Work to complete —
Only lines holding "heading" are needed; copy each of them from the data below.

Items from an interface collection
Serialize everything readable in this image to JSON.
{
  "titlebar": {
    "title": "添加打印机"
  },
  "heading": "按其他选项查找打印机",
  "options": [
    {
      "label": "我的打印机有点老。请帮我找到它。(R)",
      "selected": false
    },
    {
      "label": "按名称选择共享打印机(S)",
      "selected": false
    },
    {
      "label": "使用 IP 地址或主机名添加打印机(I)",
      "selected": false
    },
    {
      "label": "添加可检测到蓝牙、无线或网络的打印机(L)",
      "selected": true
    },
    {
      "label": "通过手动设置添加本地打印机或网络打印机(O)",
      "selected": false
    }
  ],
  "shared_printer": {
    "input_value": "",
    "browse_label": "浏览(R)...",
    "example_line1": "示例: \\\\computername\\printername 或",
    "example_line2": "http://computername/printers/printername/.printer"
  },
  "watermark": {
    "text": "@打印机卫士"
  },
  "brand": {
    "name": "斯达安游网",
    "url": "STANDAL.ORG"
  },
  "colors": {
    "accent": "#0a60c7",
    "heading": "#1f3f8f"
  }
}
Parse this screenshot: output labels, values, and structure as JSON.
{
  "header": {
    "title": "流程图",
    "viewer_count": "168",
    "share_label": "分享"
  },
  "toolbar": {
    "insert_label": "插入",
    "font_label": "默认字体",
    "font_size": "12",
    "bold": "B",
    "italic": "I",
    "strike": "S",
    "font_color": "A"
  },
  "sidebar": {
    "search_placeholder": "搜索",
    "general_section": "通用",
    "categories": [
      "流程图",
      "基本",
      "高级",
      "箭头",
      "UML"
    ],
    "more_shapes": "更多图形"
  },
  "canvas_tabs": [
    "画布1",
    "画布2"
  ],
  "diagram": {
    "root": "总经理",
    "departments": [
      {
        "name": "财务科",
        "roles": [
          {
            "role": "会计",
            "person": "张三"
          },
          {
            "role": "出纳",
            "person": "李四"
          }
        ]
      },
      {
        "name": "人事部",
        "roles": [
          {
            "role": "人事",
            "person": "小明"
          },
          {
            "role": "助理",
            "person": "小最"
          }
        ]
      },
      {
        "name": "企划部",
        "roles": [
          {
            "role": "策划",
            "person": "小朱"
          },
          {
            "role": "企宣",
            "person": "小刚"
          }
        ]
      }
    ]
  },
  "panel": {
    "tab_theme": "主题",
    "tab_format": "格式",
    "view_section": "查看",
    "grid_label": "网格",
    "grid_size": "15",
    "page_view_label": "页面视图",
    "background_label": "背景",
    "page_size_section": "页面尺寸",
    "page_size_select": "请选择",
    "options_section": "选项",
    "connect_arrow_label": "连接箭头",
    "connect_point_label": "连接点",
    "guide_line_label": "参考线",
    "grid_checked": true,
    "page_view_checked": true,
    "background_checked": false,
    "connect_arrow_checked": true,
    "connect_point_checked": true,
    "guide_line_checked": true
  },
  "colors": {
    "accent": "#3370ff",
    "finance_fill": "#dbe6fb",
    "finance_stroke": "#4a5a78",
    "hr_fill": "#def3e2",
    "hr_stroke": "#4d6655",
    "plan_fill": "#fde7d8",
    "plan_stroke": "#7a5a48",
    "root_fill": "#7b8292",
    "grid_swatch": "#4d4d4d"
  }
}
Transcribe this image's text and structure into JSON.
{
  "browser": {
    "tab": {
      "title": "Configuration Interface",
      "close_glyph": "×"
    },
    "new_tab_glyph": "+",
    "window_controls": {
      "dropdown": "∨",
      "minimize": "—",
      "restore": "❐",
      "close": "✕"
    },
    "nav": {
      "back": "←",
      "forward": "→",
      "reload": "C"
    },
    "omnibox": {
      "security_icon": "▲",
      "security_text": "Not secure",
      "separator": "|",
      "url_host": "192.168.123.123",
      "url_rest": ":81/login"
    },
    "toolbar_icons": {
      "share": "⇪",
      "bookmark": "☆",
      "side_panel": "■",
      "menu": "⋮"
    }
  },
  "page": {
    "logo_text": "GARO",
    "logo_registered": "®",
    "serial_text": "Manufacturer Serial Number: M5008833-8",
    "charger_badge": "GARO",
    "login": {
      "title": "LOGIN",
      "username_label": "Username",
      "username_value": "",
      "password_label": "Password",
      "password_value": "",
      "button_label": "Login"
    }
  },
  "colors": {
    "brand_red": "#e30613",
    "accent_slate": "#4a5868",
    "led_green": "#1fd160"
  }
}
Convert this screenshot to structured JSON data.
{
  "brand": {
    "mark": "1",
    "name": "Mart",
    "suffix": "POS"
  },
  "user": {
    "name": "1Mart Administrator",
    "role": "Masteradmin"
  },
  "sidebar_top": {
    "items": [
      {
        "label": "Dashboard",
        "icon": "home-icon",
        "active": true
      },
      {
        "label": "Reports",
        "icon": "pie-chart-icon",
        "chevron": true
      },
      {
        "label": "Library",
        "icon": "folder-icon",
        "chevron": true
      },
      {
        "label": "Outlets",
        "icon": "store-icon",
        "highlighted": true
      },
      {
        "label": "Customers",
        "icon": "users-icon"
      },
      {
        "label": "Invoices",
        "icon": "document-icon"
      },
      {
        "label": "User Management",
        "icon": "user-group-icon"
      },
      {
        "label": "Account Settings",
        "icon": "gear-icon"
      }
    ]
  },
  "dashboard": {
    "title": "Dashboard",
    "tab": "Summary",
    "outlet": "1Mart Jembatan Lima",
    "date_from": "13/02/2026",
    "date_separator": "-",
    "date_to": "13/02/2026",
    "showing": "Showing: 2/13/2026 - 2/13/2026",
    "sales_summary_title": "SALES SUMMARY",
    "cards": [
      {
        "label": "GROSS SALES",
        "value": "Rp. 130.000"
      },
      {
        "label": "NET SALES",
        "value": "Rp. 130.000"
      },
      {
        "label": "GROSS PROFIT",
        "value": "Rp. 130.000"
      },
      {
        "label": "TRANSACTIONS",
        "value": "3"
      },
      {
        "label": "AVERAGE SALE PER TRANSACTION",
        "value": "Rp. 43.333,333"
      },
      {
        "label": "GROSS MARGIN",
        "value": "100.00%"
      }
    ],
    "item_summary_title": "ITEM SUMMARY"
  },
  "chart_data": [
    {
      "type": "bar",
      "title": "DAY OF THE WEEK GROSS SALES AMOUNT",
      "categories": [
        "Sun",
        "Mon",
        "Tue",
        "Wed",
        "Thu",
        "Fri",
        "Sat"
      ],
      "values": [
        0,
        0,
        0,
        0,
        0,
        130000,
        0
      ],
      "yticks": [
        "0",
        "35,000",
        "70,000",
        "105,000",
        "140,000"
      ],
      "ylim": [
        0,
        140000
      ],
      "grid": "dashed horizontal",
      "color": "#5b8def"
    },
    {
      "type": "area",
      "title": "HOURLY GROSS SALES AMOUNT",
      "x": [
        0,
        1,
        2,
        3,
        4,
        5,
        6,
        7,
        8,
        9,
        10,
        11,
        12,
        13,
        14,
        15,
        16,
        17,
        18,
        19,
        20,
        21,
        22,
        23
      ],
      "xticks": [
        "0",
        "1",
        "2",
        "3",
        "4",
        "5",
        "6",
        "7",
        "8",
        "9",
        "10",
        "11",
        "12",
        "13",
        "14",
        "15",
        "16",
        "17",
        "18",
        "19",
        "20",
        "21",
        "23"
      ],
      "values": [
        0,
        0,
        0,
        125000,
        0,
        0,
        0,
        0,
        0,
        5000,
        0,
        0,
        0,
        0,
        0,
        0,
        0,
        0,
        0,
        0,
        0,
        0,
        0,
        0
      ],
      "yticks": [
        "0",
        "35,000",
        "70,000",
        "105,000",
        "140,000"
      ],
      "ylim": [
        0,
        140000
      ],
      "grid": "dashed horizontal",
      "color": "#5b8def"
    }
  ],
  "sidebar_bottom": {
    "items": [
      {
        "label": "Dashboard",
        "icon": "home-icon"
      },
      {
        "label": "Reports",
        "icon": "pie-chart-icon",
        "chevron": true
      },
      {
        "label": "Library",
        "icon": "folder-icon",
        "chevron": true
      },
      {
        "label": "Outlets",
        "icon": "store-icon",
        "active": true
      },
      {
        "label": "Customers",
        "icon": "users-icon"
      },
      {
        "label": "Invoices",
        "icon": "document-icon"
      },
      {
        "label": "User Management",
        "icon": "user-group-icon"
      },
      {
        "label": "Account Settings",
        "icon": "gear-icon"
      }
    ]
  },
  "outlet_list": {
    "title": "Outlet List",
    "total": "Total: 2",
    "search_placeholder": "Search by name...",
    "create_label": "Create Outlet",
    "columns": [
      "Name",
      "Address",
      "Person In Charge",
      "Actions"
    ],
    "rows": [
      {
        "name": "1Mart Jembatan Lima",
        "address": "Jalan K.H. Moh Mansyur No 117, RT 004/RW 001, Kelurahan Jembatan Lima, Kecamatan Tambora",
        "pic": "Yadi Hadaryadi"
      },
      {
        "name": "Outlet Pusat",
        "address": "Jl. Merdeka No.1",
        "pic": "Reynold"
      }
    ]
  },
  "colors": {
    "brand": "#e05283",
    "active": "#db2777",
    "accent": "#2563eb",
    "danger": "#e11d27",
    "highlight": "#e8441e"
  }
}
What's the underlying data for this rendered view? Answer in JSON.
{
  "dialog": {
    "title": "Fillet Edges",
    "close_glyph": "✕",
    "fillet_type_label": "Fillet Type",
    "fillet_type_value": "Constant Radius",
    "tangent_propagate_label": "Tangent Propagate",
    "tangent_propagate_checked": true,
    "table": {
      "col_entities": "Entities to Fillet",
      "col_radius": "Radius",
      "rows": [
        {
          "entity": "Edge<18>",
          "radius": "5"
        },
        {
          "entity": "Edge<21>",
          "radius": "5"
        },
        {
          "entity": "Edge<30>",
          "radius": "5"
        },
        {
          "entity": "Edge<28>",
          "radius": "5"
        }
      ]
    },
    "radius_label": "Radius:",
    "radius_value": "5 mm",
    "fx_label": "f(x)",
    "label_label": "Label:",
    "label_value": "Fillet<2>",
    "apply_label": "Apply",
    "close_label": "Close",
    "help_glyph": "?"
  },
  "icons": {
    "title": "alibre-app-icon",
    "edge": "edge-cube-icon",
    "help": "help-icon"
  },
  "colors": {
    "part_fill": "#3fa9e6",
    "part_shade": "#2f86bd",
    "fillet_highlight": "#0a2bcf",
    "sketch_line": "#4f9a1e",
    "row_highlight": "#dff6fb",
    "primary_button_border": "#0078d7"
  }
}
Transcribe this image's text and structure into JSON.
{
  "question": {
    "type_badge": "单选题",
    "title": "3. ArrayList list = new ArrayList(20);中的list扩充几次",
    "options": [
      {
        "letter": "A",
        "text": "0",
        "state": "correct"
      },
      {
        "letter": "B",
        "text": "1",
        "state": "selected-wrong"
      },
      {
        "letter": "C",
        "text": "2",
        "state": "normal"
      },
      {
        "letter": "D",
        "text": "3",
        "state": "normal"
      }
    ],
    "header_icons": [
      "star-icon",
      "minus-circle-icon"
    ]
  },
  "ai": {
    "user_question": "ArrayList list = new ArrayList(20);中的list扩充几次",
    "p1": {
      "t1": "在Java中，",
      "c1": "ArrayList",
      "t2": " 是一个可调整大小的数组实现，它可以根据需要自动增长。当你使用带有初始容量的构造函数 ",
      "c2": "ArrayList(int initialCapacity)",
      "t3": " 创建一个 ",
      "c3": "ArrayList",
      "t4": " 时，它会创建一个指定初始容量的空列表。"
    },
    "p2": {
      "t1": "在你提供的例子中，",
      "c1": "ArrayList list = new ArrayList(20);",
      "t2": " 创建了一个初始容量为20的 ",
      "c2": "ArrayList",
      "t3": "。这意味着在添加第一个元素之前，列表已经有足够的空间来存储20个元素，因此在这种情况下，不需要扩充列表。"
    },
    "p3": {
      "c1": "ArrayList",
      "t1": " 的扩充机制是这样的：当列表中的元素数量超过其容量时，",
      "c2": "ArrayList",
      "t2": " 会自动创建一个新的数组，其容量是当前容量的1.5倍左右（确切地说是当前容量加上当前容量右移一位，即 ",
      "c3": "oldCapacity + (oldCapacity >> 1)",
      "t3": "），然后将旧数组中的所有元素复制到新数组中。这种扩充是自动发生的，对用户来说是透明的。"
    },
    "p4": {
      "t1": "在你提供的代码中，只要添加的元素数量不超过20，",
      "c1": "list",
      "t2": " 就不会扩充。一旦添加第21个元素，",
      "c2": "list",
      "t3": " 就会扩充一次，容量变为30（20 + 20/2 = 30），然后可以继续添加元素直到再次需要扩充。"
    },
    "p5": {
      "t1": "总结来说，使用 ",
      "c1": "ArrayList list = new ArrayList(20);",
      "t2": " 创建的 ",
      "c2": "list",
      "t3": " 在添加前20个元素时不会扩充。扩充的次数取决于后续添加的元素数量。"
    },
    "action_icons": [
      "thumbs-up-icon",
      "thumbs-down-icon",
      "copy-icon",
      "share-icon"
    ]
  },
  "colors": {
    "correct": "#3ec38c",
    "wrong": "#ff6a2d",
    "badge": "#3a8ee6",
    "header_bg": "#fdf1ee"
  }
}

Written response —
  "heading": "按其他选项查找打印机",
    "heading": "#1f3f8f"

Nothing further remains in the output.